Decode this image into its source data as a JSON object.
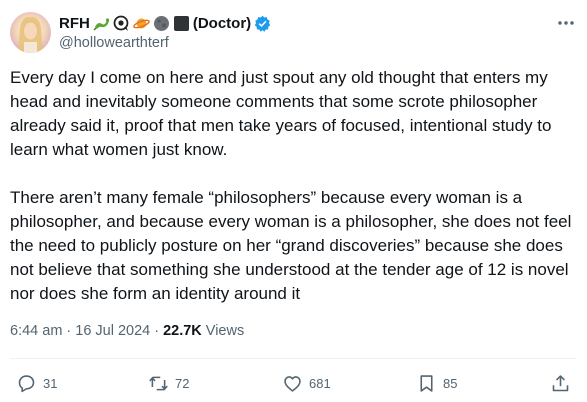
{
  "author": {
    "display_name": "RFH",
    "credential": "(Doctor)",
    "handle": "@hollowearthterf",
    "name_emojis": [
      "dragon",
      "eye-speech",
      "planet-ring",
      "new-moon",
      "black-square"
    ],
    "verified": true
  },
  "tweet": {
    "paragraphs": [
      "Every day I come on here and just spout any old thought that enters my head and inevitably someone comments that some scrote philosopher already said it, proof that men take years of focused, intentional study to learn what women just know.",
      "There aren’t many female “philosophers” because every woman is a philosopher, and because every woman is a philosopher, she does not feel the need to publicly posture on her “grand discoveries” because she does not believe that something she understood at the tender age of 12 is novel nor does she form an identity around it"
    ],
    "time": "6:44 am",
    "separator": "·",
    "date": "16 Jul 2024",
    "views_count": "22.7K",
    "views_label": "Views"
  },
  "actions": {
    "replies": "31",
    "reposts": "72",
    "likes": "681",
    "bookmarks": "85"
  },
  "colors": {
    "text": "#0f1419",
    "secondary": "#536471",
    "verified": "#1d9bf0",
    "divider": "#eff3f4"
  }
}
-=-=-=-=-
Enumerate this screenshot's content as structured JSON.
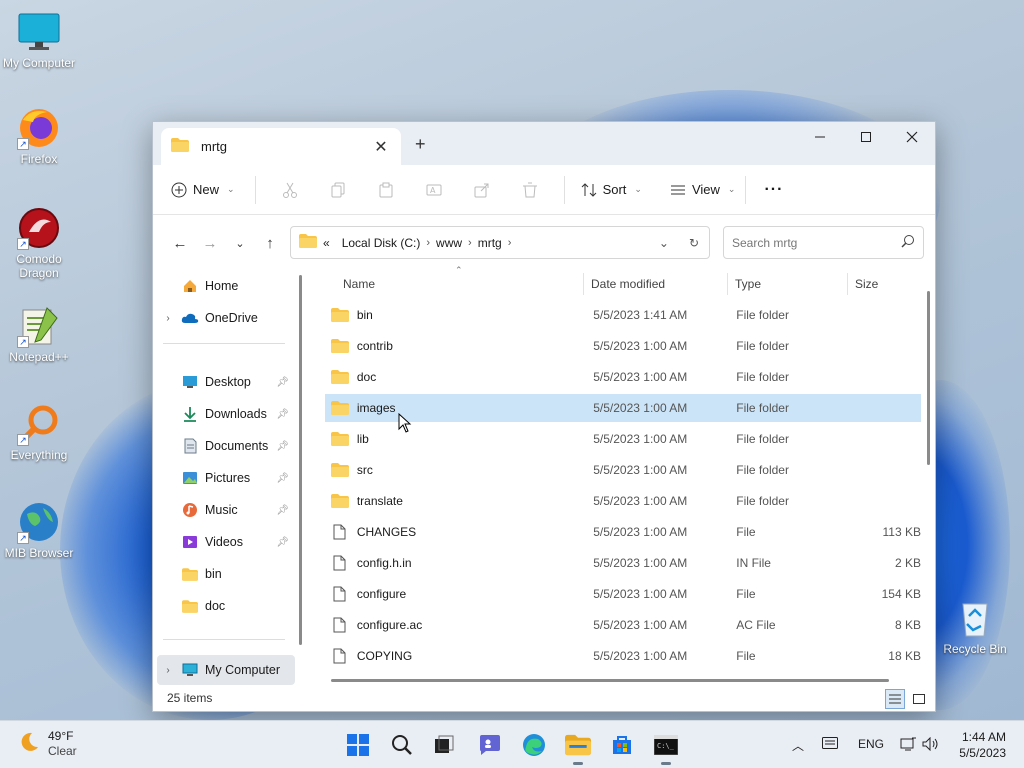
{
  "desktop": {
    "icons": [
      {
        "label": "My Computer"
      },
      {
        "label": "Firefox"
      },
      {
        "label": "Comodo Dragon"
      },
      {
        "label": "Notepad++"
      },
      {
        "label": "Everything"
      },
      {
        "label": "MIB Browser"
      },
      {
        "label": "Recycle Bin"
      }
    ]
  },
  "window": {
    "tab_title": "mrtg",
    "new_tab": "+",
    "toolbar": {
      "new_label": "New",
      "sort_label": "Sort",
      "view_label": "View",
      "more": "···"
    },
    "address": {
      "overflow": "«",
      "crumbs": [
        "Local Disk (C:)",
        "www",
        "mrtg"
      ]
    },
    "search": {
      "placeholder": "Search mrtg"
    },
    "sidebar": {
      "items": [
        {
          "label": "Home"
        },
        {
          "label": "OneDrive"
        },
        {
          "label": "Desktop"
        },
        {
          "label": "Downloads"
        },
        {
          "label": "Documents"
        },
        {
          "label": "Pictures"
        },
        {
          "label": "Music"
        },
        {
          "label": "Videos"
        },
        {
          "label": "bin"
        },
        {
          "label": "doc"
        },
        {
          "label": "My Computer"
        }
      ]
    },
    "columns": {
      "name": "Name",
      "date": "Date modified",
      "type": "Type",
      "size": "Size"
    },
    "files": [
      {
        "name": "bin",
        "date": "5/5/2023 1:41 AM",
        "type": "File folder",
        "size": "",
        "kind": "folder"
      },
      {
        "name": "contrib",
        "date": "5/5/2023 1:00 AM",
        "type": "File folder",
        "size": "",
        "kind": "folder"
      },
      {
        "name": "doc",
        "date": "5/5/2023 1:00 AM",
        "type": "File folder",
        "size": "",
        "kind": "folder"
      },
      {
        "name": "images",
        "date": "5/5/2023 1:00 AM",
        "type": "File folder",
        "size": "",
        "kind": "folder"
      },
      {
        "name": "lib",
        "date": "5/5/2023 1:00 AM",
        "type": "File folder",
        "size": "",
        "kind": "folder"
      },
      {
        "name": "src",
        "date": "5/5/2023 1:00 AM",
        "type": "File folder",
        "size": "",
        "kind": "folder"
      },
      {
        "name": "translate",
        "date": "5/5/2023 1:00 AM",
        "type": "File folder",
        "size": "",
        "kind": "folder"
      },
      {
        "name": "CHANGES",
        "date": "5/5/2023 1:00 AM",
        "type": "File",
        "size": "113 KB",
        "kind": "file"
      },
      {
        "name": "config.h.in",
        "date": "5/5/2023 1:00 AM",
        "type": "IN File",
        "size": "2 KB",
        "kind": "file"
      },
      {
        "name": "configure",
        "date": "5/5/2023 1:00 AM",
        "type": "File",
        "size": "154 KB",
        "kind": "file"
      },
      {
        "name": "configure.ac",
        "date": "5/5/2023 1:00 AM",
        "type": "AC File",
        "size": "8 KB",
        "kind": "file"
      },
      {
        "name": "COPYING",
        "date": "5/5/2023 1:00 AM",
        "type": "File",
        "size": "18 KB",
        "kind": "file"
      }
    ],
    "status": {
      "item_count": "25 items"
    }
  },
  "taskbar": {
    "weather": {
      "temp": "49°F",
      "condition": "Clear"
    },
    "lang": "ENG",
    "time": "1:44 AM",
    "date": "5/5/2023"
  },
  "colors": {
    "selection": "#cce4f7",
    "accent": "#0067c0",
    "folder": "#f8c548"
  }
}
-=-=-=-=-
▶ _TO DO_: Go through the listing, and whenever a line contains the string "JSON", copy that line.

▶ _EXERCISE RESPONSE_:
Decode this image into its source data as a JSON object.
Enumerate this screenshot's content as structured JSON.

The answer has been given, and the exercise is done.